I wanted to show you how the legitimate developmental impulses I spoke about already last time in the Italian paintings have a profound effect and what rises as characteristic in our time, originating from the 15th Century, can only now be understood if you clearly take the entire, deep meaning of every time period, from the beginning of the 15th Century, which built the boundary between the 4th and the 5th post-Atlantean epochs.

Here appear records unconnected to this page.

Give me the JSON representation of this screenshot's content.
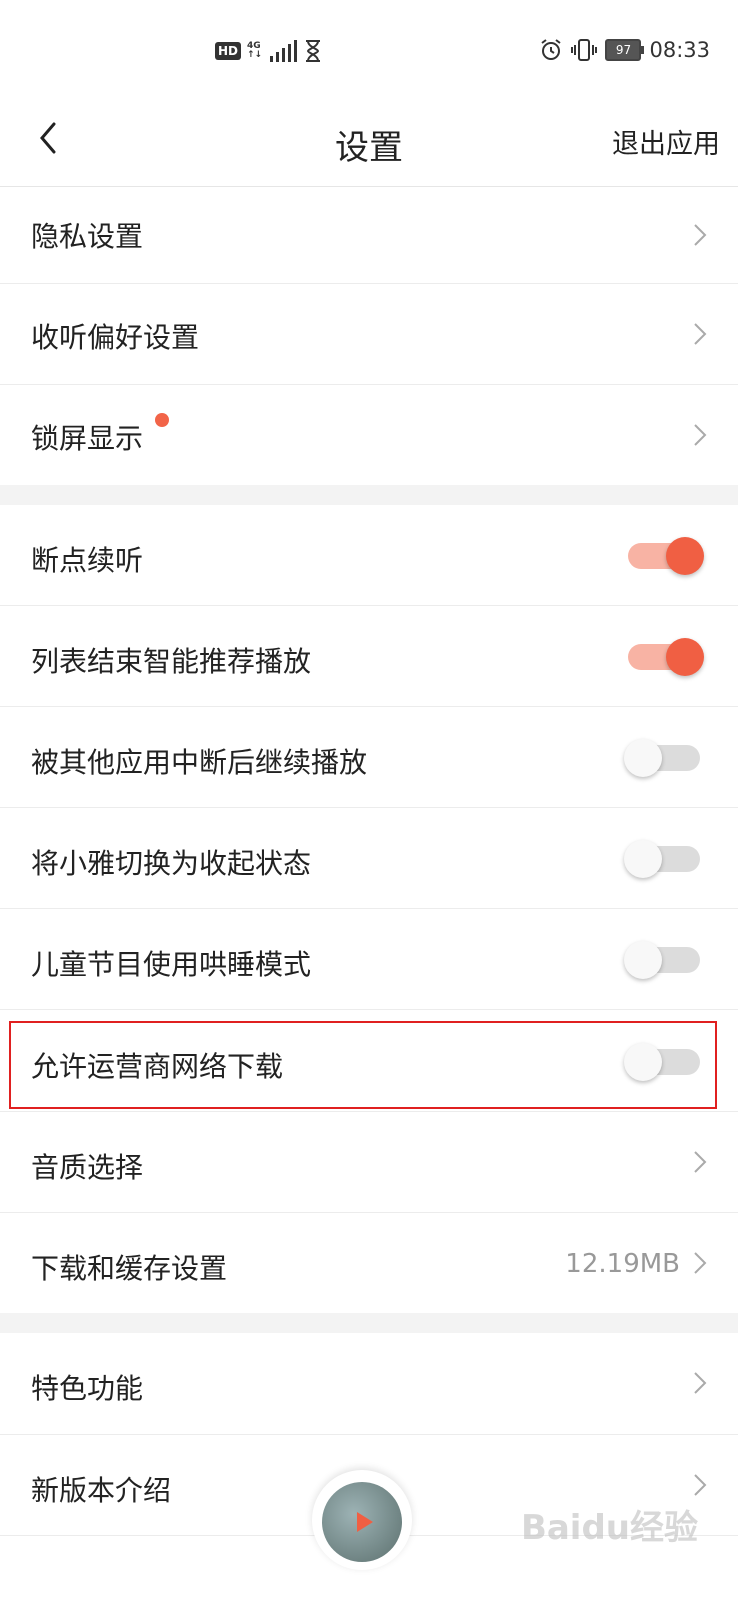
{
  "status_bar": {
    "hd": "HD",
    "network": "4G",
    "battery": "97",
    "time": "08:33"
  },
  "header": {
    "title": "设置",
    "exit_label": "退出应用"
  },
  "sections": [
    {
      "rows": [
        {
          "label": "隐私设置",
          "control": "chevron"
        },
        {
          "label": "收听偏好设置",
          "control": "chevron"
        },
        {
          "label": "锁屏显示",
          "control": "chevron",
          "badge": "red-dot"
        }
      ]
    },
    {
      "rows": [
        {
          "label": "断点续听",
          "control": "toggle",
          "on": true
        },
        {
          "label": "列表结束智能推荐播放",
          "control": "toggle",
          "on": true
        },
        {
          "label": "被其他应用中断后继续播放",
          "control": "toggle",
          "on": false
        },
        {
          "label": "将小雅切换为收起状态",
          "control": "toggle",
          "on": false
        },
        {
          "label": "儿童节目使用哄睡模式",
          "control": "toggle",
          "on": false
        },
        {
          "label": "允许运营商网络下载",
          "control": "toggle",
          "on": false
        },
        {
          "label": "音质选择",
          "control": "chevron"
        },
        {
          "label": "下载和缓存设置",
          "control": "chevron",
          "value": "12.19MB"
        }
      ]
    },
    {
      "rows": [
        {
          "label": "特色功能",
          "control": "chevron"
        },
        {
          "label": "新版本介绍",
          "control": "chevron"
        }
      ]
    }
  ],
  "watermark": "Baidu经验",
  "colors": {
    "accent": "#f05f43",
    "toggle_track_on": "#f8b3a4",
    "highlight_border": "#e02020"
  }
}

What transformed itself here had already been living in all the events and becoming of Europe, but it was pushed back from the 9th Century because Europe was made incapable at that time; Europe first had to allow something else to take form out of the depths of its being. Those in the East waited in the meantime. We should promote an awareness today for what waited there and what wanted to rise to the surface in the East because these forces are available, these forces weave into present day events, still wanting to be active. A clear understanding of what pulsates through the world, what works in the world, we need to take possession of, this which is an urgent requirement for the present time epoch. This I am now and have repeatedly stressed in the past. Through the development of the middle age art in its characteristic time period I wanted to make this clear for you. You see, here we approach two incisive waves in history: one swell is everything which came easterly from the south, the other is, I would like to call it, coming from the depths itself. In these centuries - 13th, 14th and 15th, in the centuries of freedom in cities, what wanted to rise from soul depths to the surface was most strongly applicable. Then again from the 16th Century another setback came - development rose and fell, oscillated—and then, obviously not simultaneously, the continuation of what had been started in of the 15th Century became outwardly visible as I've indicated to you, on the one side living in van Eyck, on the other side Dürer, Holbein and so on.

We see in the lower lands, towards Burgundy on the one side and Nürnberg on the other, Augsburg, Basel, the results of what wanted to come as a wave rising from soul depths to introduce the 5th post-Atlantean period.

I wanted to introduce only one of the impulses of this 5th post-Atlantean epoch to you. About other impulses I have various opportunities to speak at the moment.